"Parents care so much they can't smile," said Brazelton, a popular author on infant development. "They can't smile and give children a feeling of the excitement of being a parent. I would like to look at what can be done to get parents to relax and not to take (parenthood) quite so seriously."

The childeren, for their part, described the world as they see it.

"As children, we will always look for some signs of approval from our parents," said Ky-Huong thi Pham, 14, a student at Northwestern High School.

"Parents tend to be very overprotective," advised Judy Myers, 10, Hyattsville. "Before I turned 10 it was always, Don't do this, don't do that.' I mean, we can do things."

The event was sponsored by the Prince George's County Committee for the International Year of the Child and the National Center for Clinical Infant Programs.

Historically, the medical profession has treated newborn infants as if they "are unfeeling, as if they are unresponsive, and (as if) they aren't people," said Brazelton, who is chief of child development at Children's Hospital in Boston and a professor at Harvard Medical School.

But the infant "is a pretty powerful little number who can tell you what is happening to him," Brazelton said. Babies only a few hours old will reach toward their mothers with everything the y have -- their hands, arms, fingers, even their toes and mouths reach toward their mothers, he said.

He showed three-minute films of mothers and their 100-day-old babies interacting. His researchers spend up to 23 hours analyzing movements made by the infants during each three-miute segment.

Infant responses are more complex and more specific than is generally recognized, Brazelton said. By watching a finger or a toe, Brazelton said, he could tell whether the infant was reacting to an object or to a person, and whether that person was mother, father or a stranger.

Brazelton said his research shows that babies begin to learn about and respond to their world long before birth. Likewise mothers, he said, get to know their babies before they are born. The process "energizes" parents and prepares them for "any kind of baby they get," he said.

The natural exchange of cooing and smiles between mother and infant is critically important to their intellectual development in later years. Talking and singing to an infant can improve his IQ score by 12 to 15 points, he said. When mothers are shown how important they are to new babies, Brazelton said, and natural inclination to respond is encouraged, maternal care improves.

In an experiment with unwed teenaged mothers in a Boston ghetto, doctors spent five to eight minutes with the new mothers, showing them how an infant chooses his mother's voice and follows her face in preference to others.

"I've never seen a mother who didn't automatically reach for that baby," Brazelton said.

These mothers never missed pediatric appointment and nearly every child was immunized against childhood diseases.

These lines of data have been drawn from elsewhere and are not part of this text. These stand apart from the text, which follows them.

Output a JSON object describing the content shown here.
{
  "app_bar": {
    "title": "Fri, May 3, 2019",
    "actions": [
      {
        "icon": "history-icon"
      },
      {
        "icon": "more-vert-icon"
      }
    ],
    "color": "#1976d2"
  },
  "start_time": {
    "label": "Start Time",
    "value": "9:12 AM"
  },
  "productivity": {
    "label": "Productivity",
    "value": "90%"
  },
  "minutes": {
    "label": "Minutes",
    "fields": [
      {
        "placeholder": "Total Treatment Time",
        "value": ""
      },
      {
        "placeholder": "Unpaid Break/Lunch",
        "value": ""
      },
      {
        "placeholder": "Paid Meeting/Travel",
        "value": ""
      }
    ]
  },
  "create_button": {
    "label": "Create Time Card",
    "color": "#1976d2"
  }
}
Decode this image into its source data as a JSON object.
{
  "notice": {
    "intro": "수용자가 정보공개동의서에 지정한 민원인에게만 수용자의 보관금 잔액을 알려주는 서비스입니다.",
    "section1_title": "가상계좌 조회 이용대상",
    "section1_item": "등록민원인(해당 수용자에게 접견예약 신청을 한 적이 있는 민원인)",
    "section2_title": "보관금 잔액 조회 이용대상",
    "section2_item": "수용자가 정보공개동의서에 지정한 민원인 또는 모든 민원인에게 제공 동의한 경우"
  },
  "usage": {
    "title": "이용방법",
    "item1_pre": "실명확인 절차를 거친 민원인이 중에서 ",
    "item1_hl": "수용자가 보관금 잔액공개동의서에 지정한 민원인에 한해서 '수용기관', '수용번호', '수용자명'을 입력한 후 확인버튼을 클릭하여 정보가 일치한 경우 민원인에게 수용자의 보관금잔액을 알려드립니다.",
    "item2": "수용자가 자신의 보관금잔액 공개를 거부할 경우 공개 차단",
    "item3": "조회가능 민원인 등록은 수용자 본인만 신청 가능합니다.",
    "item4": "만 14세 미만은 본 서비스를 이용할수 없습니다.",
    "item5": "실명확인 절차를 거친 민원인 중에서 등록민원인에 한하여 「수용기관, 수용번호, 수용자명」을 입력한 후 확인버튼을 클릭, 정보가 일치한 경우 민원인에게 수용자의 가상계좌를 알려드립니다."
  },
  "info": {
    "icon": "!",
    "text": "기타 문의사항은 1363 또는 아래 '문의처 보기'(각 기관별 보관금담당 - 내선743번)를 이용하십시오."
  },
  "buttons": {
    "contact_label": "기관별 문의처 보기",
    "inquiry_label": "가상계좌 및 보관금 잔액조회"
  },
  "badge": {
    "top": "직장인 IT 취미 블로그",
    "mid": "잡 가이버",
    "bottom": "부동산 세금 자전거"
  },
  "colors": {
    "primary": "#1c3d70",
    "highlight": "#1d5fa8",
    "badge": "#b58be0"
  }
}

But mothers in a control group who had been shown simply how to bathe, diaper and feed their babies missed nearly half their babies' pediatric appointments and only 48 percent of the children were immunized.

The other panelists gave sometimes funny, sometimes profound answers to questions posed by moderator Bonnie F. Johns, a member of the Prince George's County school board.

"Suppose you could wipe away one problem in the world," Johns asked the children. "What problem would you most like to see disappear?"

"Greed for world power," said Kathleen Julian, 15, of Forrestville.

"I'd like to get rid of war and pollution and trash and anything that kills somebody, like disease," said Tracy Sherwin, 11, of Andrews Air Force Base.

"Child abuse," said Phnonya Collins, 11, Riverdale.

John asked the children how they handle competition.

"The bad thing about competition is that it makes people nervous and worried about unimportant things," said Brian Head, 15, Adelphi. "But the good thing is that you can improve when you see what a fellow classmate is doing, so there are two sides to the story."

"My mother told me to say this," said Judy Myers, giggling and glancing at her mother in the second row. "She says I usually don't have any competition. I usually come out winning."

On the subject of what parents do wrong, the children had an impressive list of unfair practices. Parents tell children, "Do as I say, not as I do," compare one child with another and sometimes cannot decide whether a child is too young for one thing or too old for something else.

"I had a friend a few days ago who came home from school and didn't do the dishes as she was supposed to," said Tracy."She was put on restriction for two days. I think parents get carried away with discipline for children."